In this way, Brüggemann can be compared to Jenny Holzer. Like Holzer, Brüggemann is often not the author of the words in his work. He has experimented with AI generation of text, and he has created series of paintings based on the last lines of movies, and/or from newspaper headlines. However, unlike Holzer, Brüggemann is decidedly not political. Which does not mean that his work is not provocative. It is.
One of the first works one sees in the exhibition, made in August specially for the exhibition is: Headlines and Last Lines in Movies (Writer’s Strike), against a silver leafed canvases are phrases taken from headlines about the Writer’s Strike overlaying and overlayed by last lines from famous and beloved movies. Brüggemann is investigating, he explained, “the fiction of film and the fiction of media and how this all creates abstractions.”
This work is surrounded by paintings from his 2021 series, ERODED PAINTING which incorporates headlines about climate change spray painted on mounted marble panels.
In the next room, there is a grid hanging from the ceiling with red, white, and blue neon that says “TRUTH” on one side, and “LIE” on the other but is programmed to become increasingly difficult to read – much as it has become increasingly difficult to separate truth form lies, or a world in which lies are regularly presented as truth. There is audio in this room of Jonathan Debin reading a text by Mexican writer Jesus Silva-Herzog Marquez that only increases the confusion. Around the room on its walls are paintings from Brüggemann’s series The Final Mess, which were created, a painting a day, in the eight days leading up to the inauguration of President Biden.
Then, one passes into the final room, that seemed to be the largest. Against a read wall are ten paintings painted in 2022. Brüggemann has made digital images of details from his 2018 series HI SPEED CONTRAST, and printed them in such a way that the pixelation of images almost looks like a surface made of fabric, on top of which there are layers of gold text and spray pain. His intention, Brüggemann explained, is to “challenge the idea of contemporary surface.”

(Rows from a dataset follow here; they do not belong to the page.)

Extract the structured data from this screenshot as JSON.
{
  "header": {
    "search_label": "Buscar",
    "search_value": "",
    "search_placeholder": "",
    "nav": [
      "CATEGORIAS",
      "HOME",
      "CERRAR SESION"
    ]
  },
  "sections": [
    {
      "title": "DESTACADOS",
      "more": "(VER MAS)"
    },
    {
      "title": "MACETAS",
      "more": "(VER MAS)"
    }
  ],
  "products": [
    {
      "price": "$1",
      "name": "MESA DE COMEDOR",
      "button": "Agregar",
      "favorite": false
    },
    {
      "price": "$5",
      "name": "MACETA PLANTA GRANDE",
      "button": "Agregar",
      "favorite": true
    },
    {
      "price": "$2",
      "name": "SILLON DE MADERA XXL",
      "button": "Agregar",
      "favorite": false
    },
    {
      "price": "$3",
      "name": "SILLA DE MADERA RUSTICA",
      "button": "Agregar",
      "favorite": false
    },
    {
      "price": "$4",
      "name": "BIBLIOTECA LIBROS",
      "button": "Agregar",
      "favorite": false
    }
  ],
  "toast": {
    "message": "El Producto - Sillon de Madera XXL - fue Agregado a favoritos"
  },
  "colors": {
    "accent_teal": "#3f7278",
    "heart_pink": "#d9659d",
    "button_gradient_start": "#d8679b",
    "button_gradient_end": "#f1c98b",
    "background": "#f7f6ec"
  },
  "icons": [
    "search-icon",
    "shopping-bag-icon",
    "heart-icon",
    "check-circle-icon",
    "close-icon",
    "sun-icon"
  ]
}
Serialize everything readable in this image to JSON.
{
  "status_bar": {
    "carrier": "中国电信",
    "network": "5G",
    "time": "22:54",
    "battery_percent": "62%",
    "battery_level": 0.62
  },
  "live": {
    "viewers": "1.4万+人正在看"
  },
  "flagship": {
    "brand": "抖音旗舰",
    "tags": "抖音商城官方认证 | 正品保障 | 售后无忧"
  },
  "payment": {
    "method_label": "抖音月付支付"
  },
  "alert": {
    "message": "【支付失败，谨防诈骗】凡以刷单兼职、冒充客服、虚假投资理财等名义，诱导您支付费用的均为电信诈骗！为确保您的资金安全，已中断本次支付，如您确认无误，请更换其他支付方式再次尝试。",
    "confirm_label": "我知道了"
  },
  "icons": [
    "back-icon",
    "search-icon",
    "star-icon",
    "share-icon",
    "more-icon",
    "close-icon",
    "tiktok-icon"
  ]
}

These works also make one think of Jenny Holzer but the conceptual nature of Brüggemann’s work is messy, not neat – and as such invites more questions about Art, painting, photography, and even Brüggemann’s work than it provides answers – which is what he is going for. As Brüggemann famously wrote 20 years ago, in a phrase that repeats in his new work, “To be political, it has to look nice.”
When you play a White Noise machine what happens is that at first you hear its sound, and then slowly you don’t hear it or anything else – and with Brüggemann’s work what you see at first is the distraction, and then slowly, with understanding, what see is the Art.